4 Stats to Measure Before Signing Up for an MBA...

As a young professional working at the International Finance Corporation, an arm of the World Bank, Bruno de Faria had a solid career but worried his business acumen was weak. “I was a political science major in college. I had a little bit of an international relations background, but my work was becoming more and more related to business – finance, accounting, marketing,” the 36-year-old says.​ “I wanted to develop, personally, those skills.” He decided an MBA would give him the knowledge he lacked, but a business school degree often comes at a cost. Many schools charge students $50,000 or more in tuition and fees per year, and full-time MBA programs usually require a two-year commitment. Business school experts recommend applicants weigh their return on investment before enrolling and how long it will take to recoup the money lost​. The investment includes the time in school, the salary a full-time student gives up while in school​ and the total cost of attendance.​ For de Faria, measuring his income before and after graduation was important. “I looked at my salary going away, our incremental expenses and then what would be the expected salary that I’d get after graduation. So, that would be the return,” says de Faria, whose wife worked while he was an MBA candidate at the University of Chicago’s Booth School of Business. “Then I looked at in how many years, more or less, what would be my payback period?” Graduates from two-year, full-time MBA programs usually recoup their investment in three and a half years, according to a February report from the Graduate Management Admission Council. Their median cumulative base salary three years after graduation is $348,000. Prospective business school students should consider four factors in determining...

Why B-Schools Struggle to Enroll More Women

Today, women are almost as likely as men to fill the seats of medical school and law school classrooms.
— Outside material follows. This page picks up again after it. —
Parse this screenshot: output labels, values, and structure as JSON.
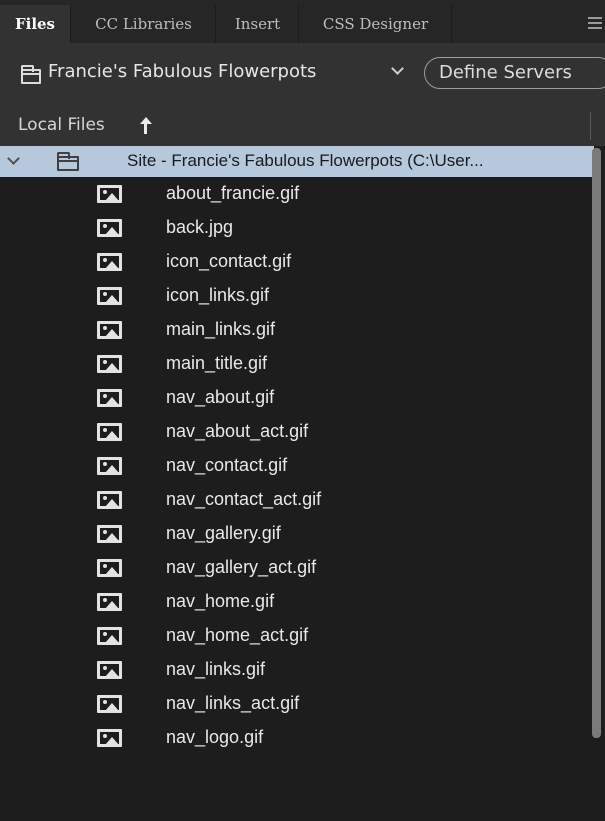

Yet the share of women enrolled in MBA programs hasn’t risen above 37.2 percent in the past decade, according to the more than 100 schools providing full-time MBA enrollment figures in surveys by AACSB International, an accrediting organization. “There’s a frustration on the part of a lot of women, and probably men, too, that we haven’t made more progress,” says Amy Hillman, the dean at Arizona State University’s W.P. Carey School of Business. In August the White House convened 150 leaders from top business schools and had them sign a pledge to take steps to boost female enrollment by cultivating potential applicants early on in their education and by offering more financial aid. “When business schools are missing out on a large share of female college graduates, they are missing out on an extremely large share of the top qualified college graduates,” says Betsey Stevenson, a University of Michigan economist who served on President Obama’s Council of Economic Advisers and helped lead the August summit. “If they want to continue to be a relevant part of the training in the 21st century, they are going to have to make changes that will make them more attractive to women.” Deans say business schools suffer from a unique timing problem. Unlike law and medical schools, which tend to enroll students soon after they finish college, the full-time MBA program is designed for people who’ve already proved themselves professionally. Elite B-schools typically prefer that applicants have about five years of work experience, which means the average MBA student is 30 years old at graduation, Bloomberg data show. Women in their late 20s who...